# integrate (2x^4 - 4/sqrt(x) + 3)dx

⌠ydx= ⌠(2x⁴-4/√x +3)dx

In integration, we basically add 1 to each power of the given variable and then divide the term by the new power.

Hence 2x⁴ will become 2x⁵. Now we divide 2x⁵ by 5, thus, making it 2x⁵/5.

When solving -4/√x, we will first bring the √x in the numerator, thus the power of x changes from +½ to -½. Now we repeat the same steps. We add one to the power of x, which would transform x^-½ to x^½, which is ultimately √x. Then as we did earlier, we divide √x by ½, which makes it 2√x.

Lastly, if we integrate any constant, we always attach a variable to it with a degree of power of 1. Thus, changing 3 to 3x and since 3x divided by 1 would be 3x, so it remains as it is.

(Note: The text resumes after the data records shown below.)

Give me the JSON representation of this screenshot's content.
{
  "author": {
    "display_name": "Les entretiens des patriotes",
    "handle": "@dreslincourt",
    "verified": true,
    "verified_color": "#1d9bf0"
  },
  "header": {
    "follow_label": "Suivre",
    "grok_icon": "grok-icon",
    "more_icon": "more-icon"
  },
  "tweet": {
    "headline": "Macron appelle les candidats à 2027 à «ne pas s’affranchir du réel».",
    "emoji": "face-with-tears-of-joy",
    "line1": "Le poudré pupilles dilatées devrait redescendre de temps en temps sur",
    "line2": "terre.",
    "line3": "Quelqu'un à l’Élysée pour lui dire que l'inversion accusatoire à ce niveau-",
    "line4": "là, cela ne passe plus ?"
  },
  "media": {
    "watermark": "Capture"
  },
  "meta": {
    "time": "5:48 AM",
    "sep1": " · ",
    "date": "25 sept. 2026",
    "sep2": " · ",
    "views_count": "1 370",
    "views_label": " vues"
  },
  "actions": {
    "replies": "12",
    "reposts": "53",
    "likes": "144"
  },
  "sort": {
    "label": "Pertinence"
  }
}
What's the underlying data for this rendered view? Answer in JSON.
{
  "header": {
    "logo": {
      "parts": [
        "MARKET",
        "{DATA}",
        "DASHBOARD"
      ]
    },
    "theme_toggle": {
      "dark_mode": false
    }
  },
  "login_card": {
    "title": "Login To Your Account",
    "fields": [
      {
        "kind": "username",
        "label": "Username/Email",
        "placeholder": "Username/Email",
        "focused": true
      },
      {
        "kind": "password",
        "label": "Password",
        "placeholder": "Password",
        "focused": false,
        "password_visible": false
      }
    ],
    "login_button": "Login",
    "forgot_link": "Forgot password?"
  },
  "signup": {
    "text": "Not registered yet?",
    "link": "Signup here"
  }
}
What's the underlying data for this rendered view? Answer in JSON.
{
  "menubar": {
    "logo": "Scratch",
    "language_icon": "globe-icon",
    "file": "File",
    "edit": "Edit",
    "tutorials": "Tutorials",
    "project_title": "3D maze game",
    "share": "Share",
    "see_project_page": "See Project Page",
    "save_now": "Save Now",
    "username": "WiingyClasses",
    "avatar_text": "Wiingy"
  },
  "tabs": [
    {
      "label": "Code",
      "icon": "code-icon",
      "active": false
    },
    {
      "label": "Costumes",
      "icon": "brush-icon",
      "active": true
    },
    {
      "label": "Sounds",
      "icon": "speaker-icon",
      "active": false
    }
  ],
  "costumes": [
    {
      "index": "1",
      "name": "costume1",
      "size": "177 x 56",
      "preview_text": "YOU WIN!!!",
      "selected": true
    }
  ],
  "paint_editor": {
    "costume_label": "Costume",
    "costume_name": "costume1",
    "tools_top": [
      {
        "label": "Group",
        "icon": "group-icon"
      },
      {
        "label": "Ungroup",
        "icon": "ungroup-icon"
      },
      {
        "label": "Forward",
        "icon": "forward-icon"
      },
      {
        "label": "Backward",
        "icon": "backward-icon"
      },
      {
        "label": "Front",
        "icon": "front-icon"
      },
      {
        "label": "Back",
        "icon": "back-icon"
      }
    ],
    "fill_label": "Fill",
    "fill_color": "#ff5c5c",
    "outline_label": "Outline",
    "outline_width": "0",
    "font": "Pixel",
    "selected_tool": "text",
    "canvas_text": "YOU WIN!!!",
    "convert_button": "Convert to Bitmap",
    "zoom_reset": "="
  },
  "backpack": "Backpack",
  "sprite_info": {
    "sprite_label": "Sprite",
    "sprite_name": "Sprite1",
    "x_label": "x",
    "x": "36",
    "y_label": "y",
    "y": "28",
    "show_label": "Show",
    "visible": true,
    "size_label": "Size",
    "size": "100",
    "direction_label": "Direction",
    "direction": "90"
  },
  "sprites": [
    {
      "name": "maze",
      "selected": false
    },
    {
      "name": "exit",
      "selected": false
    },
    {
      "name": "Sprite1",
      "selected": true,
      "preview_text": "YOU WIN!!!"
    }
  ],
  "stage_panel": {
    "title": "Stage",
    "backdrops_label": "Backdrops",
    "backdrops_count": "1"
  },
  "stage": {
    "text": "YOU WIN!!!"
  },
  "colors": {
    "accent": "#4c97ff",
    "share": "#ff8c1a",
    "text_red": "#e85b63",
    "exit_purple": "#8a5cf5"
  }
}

Now if we write these individual terms collectively:

Y = 2x⁵/5 + 4(2√x) + 3x + K
Y = 2x⁵/5 + 8√x + 3x + K

In integration, if the question hasn’t defined a limit for the values of x or whichever variable the equation is in terms of, then you will always add a constant at the end of the equation, which will be denoted by the letter “K”.